- the buckling strength of panels strictly depends on the slenderness;

- the level of connection experimentally determined depends on the type of glass examined, also for standard temperature and humidity conditions. This fact highlighted the importance of the manufacturing process of laminated glass;

- limiting the slenderness ratio in glass columns did not make it possible to avoid quasi-brittle failure.
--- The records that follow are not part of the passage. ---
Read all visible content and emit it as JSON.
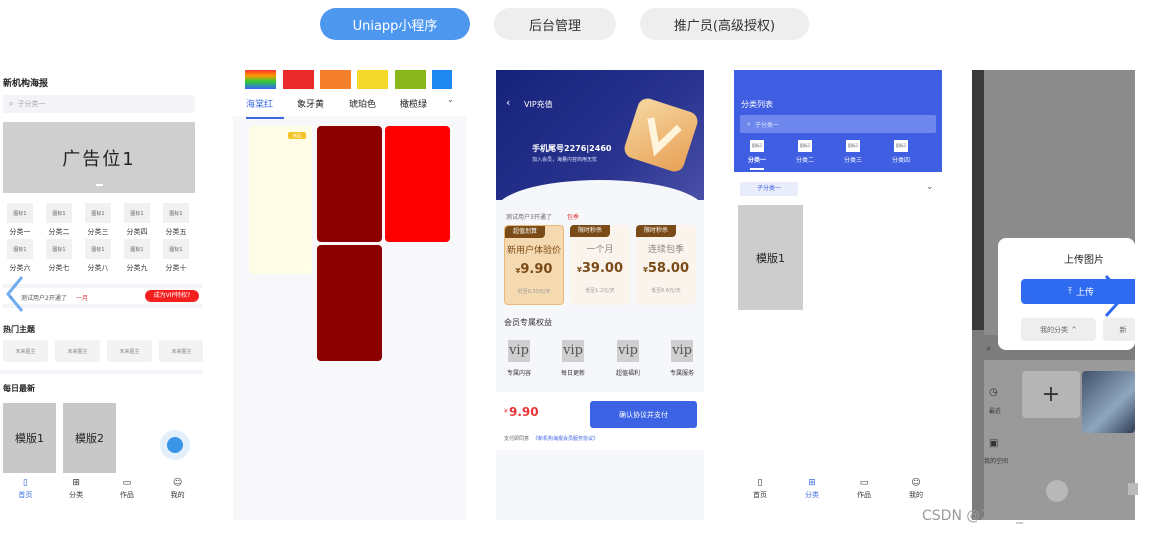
{
  "tabs": [
    {
      "label": "Uniapp小程序",
      "active": true
    },
    {
      "label": "后台管理",
      "active": false
    },
    {
      "label": "推广员(高级授权)",
      "active": false
    }
  ],
  "screen1": {
    "title": "新机构海报",
    "search_placeholder": "子分类一",
    "banner_text": "广告位1",
    "icon_label": "图标1",
    "categories": [
      "分类一",
      "分类二",
      "分类三",
      "分类四",
      "分类五",
      "分类六",
      "分类七",
      "分类八",
      "分类九",
      "分类十"
    ],
    "notice": "测试用户2开通了",
    "notice_highlight": "一月",
    "vip_button": "成为VIP特权?",
    "hot_title": "热门主题",
    "hot_items": [
      "未来图主",
      "未来图主",
      "未来图主",
      "未来图主"
    ],
    "daily_title": "每日最新",
    "templates": [
      "模版1",
      "模版2"
    ],
    "tabbar": [
      "首页",
      "分类",
      "作品",
      "我的"
    ]
  },
  "screen2": {
    "color_tabs": [
      "海棠红",
      "象牙黄",
      "琥珀色",
      "橄榄绿"
    ],
    "swatches": [
      "#e83b3b",
      "#ea2a2a",
      "#f47f2a",
      "#f5d92a",
      "#8ab81c",
      "#1e88f0"
    ],
    "badge": "新品",
    "block_colors": [
      "#fffde6",
      "#8b0000",
      "#ff0000",
      "#8b0000"
    ]
  },
  "screen3": {
    "title": "VIP充值",
    "phone": "手机尾号2276|2460",
    "phone_sub": "加入会员，海量内容商用无忧",
    "notice": "测试用户3开通了",
    "notice_highlight": "包季",
    "cards": [
      {
        "badge": "超值划算",
        "name": "新用户体验价",
        "price": "9.90",
        "sub": "低至0.33元/天"
      },
      {
        "badge": "限时秒杀",
        "name": "一个月",
        "price": "39.00",
        "sub": "低至1.2元/天"
      },
      {
        "badge": "限时秒杀",
        "name": "连续包季",
        "price": "58.00",
        "sub": "低至0.6元/天"
      }
    ],
    "benefits_title": "会员专属权益",
    "benefit_icon": "vip",
    "benefits": [
      "专属内容",
      "每日更新",
      "超值福利",
      "专属服务"
    ],
    "total": "9.90",
    "currency": "¥",
    "pay_button": "确认协议并支付",
    "agreement": "支付即同意",
    "agreement_link": "《新机构海报会员服务协议》"
  },
  "screen4": {
    "title": "分类列表",
    "search_placeholder": "子分类一",
    "icon_label": "图标1",
    "categories": [
      "分类一",
      "分类二",
      "分类三",
      "分类四"
    ],
    "sub_tab": "子分类一",
    "template": "模版1",
    "tabbar": [
      "首页",
      "分类",
      "作品",
      "我的"
    ]
  },
  "screen5": {
    "dialog_title": "上传图片",
    "upload_button": "上传",
    "my_category": "我的分类",
    "new_partial": "新",
    "side_items": [
      "最近",
      "我的空间"
    ]
  },
  "watermark": "CSDN @2401_84413757"
}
Indeed, local buckling occurred, due to the small thickness of the flanges making up the columns;

- by adopting a T of X shape of the transverse crosssection buckling effects are reduced but failure is governed by rupture on single panels as a consequence of rupture at the interfaces between single panels.

Figure 2. Typical failure modes observed experimentally in compression




Figure 3. Axial load-shortening curves for members with cross-section: a) rectangular, b) T shape; c) X shape



Amadio, C., Bedon, C. (2011). “Buckling of laminated glass elements in compression”. ASCE J Str Eng, 137(8): 803-810.

Aiello, S., Campione, G., Minafò, G., and Scibilia, N. (2011). “Compressive behavior of laminated structural glass members”. Eng Struct, 33: 3402-3408.

Bio lzi L, Cattaneo S, Rosati G. (2010),” Progressive damage and fracture of laminated glass beams”, Constr Build Mater, 24 (4): 577-584.

Briccoli Bati, S., Ranocchiai, G., Reale, C. and Rovero, L. (2010). “Time-Dependent Behavior of Laminated Glass”. ASCE J Mat in Civ Eng, 22(4): 389-396.

Cam pione G., Di Paola M. and Minafò G. (2012) “Laminated glass members in compression: experiments and modeling”, ASCE Structural Journal (under review).

Galuppi L., and Royer-Carfagni G.F.(2012) ,” Effective thickness of laminated glass beams: New expression via a variational approach”, Engineering Structures, 38, 53-67.



Giuseppe Campione, Giovanni Minafò, Francesco Pomatestin

600450 Experimental investigation on the compressive response of laminated glass members glassonweb.com
Date: 19 July 2013
  • Giuseppe Campione, Giovanni Minafò, Francesco Poma

See more articles about

See more from this topic

Others also read

Laminated safety glass is an excellent choice for building construction—here’s why.
Case Study: I.R.C.C. (Institute for Research and Treatment of Cancer)
“Fire-protection” vs. “fire-resistive.” How should a building code official understand these often confused terms when considering fire-rated glass?
Laminated safety glass with SentryGlas® ionoplast interlayer has played a key role in enabling the design of an 100-foot-tall glass fin lobby wall on the 150 North Riverside Plaza office building in Chicago, Illinois, USA.
sedak GmbH & Co.KG, Germany, operates the largest insulating glass line in the world – about extraordinary glass processing and the role of LiSEC.
Stiff PVB is suitable for a much wider range of applications than more traditional PVB interlayers.


Is Kuleleri, Kule: 2, Kat: 22, 4. Levent
34330 Levent-Istanbul/


Add new comment